Inaugural Black Birders Week Sparks Additional Initiatives

Author: Michelle Russell       

How can events — in-person and digital — be agents of social transformation?

That’s how I started a story earlier this month about the launch of Black Birders Week in response to a racially charged incident in New York City’s Central Park between a white woman and a Black birder, Christian Cooper. Intended to increase representation and recognition of Black bird watchers, the inaugural digital event — held just weeks ago — has already led to other social change initiatives.
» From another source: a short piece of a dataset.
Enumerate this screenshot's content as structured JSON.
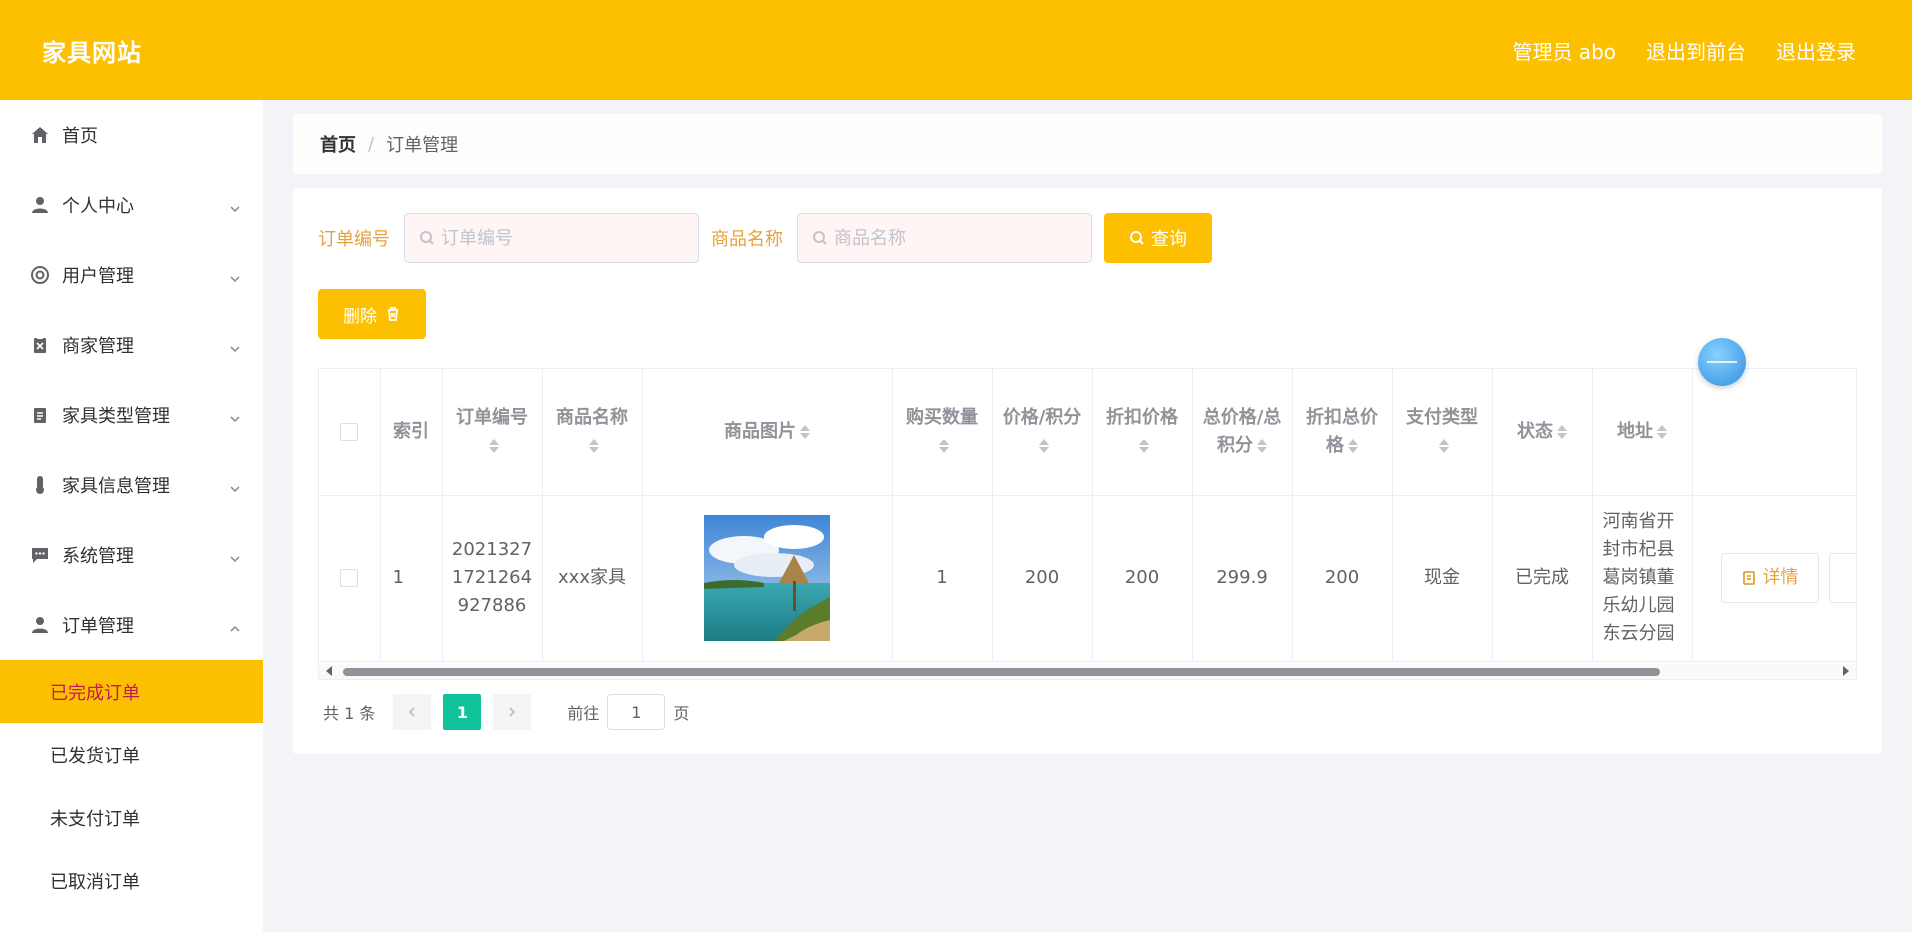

A National Geographic newsletter reports that as a result of the weeklong event, the National Wildlife Federation is now expanding its conservation fellowships and internships to create opportunities specifically for young biologists of color (students and recent grads) to help more Black birders follow conservation careers. And several small organizations joined together to start a GoFundMe campaign to raise money to buy binoculars and field guides for Black K-12 students in Athens, Georgia. The Binoculars for Young Black Birders campaign exceeded the initial goal of raising $5,000 and ended up raising more than $17,000.

Black Birders co-founder Corina Newsome inspired appreciative National Geographic reader and artist Aliisa Lee Bocarsly, who created the drawing below of Newsome.